## Assignment:
For this task, retype the records below exactly.

[Web page and app entries]

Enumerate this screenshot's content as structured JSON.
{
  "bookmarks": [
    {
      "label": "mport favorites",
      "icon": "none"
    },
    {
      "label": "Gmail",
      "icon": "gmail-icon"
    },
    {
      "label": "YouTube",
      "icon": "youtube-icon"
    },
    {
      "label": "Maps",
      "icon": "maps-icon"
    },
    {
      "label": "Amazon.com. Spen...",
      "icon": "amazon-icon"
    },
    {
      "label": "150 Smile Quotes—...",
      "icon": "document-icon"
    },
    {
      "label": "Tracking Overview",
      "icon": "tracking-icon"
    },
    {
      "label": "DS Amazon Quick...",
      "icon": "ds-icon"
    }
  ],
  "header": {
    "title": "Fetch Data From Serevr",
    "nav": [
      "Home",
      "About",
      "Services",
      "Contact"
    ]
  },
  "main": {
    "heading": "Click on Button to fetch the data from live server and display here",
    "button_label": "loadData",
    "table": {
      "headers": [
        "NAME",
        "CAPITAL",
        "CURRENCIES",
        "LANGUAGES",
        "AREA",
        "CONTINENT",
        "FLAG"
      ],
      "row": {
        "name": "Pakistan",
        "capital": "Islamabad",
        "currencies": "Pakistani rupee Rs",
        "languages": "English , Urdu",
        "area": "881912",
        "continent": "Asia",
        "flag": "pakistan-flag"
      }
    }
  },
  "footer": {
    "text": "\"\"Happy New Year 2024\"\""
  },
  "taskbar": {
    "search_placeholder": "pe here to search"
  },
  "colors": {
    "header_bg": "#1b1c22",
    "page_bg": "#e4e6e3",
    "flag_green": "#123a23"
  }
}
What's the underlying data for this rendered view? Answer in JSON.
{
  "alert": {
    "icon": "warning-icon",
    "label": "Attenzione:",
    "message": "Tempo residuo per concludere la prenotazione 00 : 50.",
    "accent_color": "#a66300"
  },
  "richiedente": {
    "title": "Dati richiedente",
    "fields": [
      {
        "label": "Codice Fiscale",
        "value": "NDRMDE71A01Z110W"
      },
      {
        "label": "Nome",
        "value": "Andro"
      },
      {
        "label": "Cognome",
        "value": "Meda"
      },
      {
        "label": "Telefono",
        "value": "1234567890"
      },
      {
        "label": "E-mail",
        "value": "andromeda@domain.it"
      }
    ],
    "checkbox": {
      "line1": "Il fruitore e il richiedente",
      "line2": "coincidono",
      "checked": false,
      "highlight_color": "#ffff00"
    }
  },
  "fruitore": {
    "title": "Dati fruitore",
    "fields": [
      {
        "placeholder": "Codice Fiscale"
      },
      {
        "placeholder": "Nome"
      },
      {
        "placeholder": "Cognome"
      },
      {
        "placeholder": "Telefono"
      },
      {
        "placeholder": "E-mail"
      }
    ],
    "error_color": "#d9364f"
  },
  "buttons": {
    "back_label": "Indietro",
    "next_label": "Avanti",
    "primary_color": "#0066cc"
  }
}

## Answer below:
Enumerate this screenshot's content as structured JSON.
{
  "bookmarks": [
    {
      "label": "mport favorites",
      "icon": "none"
    },
    {
      "label": "Gmail",
      "icon": "gmail-icon"
    },
    {
      "label": "YouTube",
      "icon": "youtube-icon"
    },
    {
      "label": "Maps",
      "icon": "maps-icon"
    },
    {
      "label": "Amazon.com. Spen...",
      "icon": "amazon-icon"
    },
    {
      "label": "150 Smile Quotes—...",
      "icon": "document-icon"
    },
    {
      "label": "Tracking Overview",
      "icon": "tracking-icon"
    },
    {
      "label": "DS Amazon Quick...",
      "icon": "ds-icon"
    }
  ],
  "header": {
    "title": "Fetch Data From Serevr",
    "nav": [
      "Home",
      "About",
      "Services",
      "Contact"
    ]
  },
  "main": {
    "heading": "Click on Button to fetch the data from live server and display here",
    "button_label": "loadData",
    "table": {
      "headers": [
        "NAME",
        "CAPITAL",
        "CURRENCIES",
        "LANGUAGES",
        "AREA",
        "CONTINENT",
        "FLAG"
      ],
      "row": {
        "name": "Pakistan",
        "capital": "Islamabad",
        "currencies": "Pakistani rupee Rs",
        "languages": "English , Urdu",
        "area": "881912",
        "continent": "Asia",
        "flag": "pakistan-flag"
      }
    }
  },
  "footer": {
    "text": "\"\"Happy New Year 2024\"\""
  },
  "taskbar": {
    "search_placeholder": "pe here to search"
  },
  "colors": {
    "header_bg": "#1b1c22",
    "page_bg": "#e4e6e3",
    "flag_green": "#123a23"
  }
}
What's the underlying data for this rendered view? Answer in JSON.
{
  "alert": {
    "icon": "warning-icon",
    "label": "Attenzione:",
    "message": "Tempo residuo per concludere la prenotazione 00 : 50.",
    "accent_color": "#a66300"
  },
  "richiedente": {
    "title": "Dati richiedente",
    "fields": [
      {
        "label": "Codice Fiscale",
        "value": "NDRMDE71A01Z110W"
      },
      {
        "label": "Nome",
        "value": "Andro"
      },
      {
        "label": "Cognome",
        "value": "Meda"
      },
      {
        "label": "Telefono",
        "value": "1234567890"
      },
      {
        "label": "E-mail",
        "value": "andromeda@domain.it"
      }
    ],
    "checkbox": {
      "line1": "Il fruitore e il richiedente",
      "line2": "coincidono",
      "checked": false,
      "highlight_color": "#ffff00"
    }
  },
  "fruitore": {
    "title": "Dati fruitore",
    "fields": [
      {
        "placeholder": "Codice Fiscale"
      },
      {
        "placeholder": "Nome"
      },
      {
        "placeholder": "Cognome"
      },
      {
        "placeholder": "Telefono"
      },
      {
        "placeholder": "E-mail"
      }
    ],
    "error_color": "#d9364f"
  },
  "buttons": {
    "back_label": "Indietro",
    "next_label": "Avanti",
    "primary_color": "#0066cc"
  }
}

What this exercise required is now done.